Do you have yellow mushrooms in your potted houseplant? These mushrooms pop up as a result of contaminated potting soil or mulch. The mushroom spores infect the soil, weakening your plant. So if you don’t want a house full of yellow mushrooms, you can try one of the following to get rid of them.
1. Remove the plant from the house
Either put it outside or get rid of the plant entirely. No doubt the simplest solution.
2. Remove the mushrooms
Pickoff all visible mushrooms from their base and replace the top few inches of potting soil. This may or may not work, depending on how deeply the fungus has grown into the soil.
3. Replace the soil entirely
As a last resort, you can try replacing the potting soil entirely. Remove the plant and try to get as much dirt as possible off its roots. Know that by doing this you may stress the plant, and the mushrooms could very well come back anyway.
4. Make sure your plant has better drainage
A hole at the bottom of the container is critical. It allows water in the soil to drain freely so adequate air is available for the roots. While various kinds of plants have differing drainage needs, few can tolerate sitting in stagnate water. Healthy roots mean healthier plants. So be sure there are holes for drainage.
5. Finally, do your best to not overwater!
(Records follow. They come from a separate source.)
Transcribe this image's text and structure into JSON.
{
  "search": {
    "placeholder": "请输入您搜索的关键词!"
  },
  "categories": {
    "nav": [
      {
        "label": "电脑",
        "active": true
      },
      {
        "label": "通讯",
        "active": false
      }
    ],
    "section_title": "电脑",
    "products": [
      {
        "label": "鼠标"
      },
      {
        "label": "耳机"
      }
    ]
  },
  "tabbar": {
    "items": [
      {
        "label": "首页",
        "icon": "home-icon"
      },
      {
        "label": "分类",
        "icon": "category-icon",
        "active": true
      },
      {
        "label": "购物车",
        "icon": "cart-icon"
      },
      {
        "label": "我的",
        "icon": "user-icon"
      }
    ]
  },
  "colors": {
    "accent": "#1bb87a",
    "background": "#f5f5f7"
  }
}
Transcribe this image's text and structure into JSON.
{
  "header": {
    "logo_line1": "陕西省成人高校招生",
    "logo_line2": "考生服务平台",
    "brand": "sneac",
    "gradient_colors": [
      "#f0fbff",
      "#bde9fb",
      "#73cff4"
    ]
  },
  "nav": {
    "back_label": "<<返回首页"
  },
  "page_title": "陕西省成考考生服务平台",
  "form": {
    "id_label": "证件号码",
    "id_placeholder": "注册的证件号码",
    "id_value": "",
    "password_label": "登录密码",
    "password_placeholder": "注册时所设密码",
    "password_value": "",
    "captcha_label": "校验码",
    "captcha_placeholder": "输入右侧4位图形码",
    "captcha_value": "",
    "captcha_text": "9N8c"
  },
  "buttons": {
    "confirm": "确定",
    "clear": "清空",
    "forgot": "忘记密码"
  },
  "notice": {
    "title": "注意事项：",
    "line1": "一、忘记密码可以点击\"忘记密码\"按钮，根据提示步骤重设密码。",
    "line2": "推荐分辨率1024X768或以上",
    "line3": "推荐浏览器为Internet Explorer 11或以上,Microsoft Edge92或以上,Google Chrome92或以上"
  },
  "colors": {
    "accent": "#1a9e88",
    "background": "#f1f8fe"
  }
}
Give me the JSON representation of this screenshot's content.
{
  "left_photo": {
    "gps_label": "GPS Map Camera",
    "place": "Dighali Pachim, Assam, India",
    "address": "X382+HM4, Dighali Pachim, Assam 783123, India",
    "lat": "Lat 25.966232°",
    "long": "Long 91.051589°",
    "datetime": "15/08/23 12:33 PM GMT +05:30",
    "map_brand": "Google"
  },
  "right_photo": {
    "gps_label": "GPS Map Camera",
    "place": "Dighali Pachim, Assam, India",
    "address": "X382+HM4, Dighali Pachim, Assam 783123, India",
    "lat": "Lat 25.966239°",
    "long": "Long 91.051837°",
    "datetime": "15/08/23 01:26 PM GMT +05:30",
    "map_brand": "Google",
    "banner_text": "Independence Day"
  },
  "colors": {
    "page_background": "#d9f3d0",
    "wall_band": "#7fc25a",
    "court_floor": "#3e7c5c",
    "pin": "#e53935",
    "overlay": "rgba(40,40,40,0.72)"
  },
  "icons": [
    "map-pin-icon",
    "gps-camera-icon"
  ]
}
An over-watered plant may appear healthy at first, but soon otherwise healthy leaves begin to drop off and the roots and lower stems become mushy. Foliage may also yellow or develop mildew and mold. The plants aren’t drowning in the wet soil but suffocating. Roots can’t pull the oxygen they need from over-soaked potting soil and fungal organisms attack the weakened plant tissues. Prompt action can sometimes save a plant before root rot claims its life.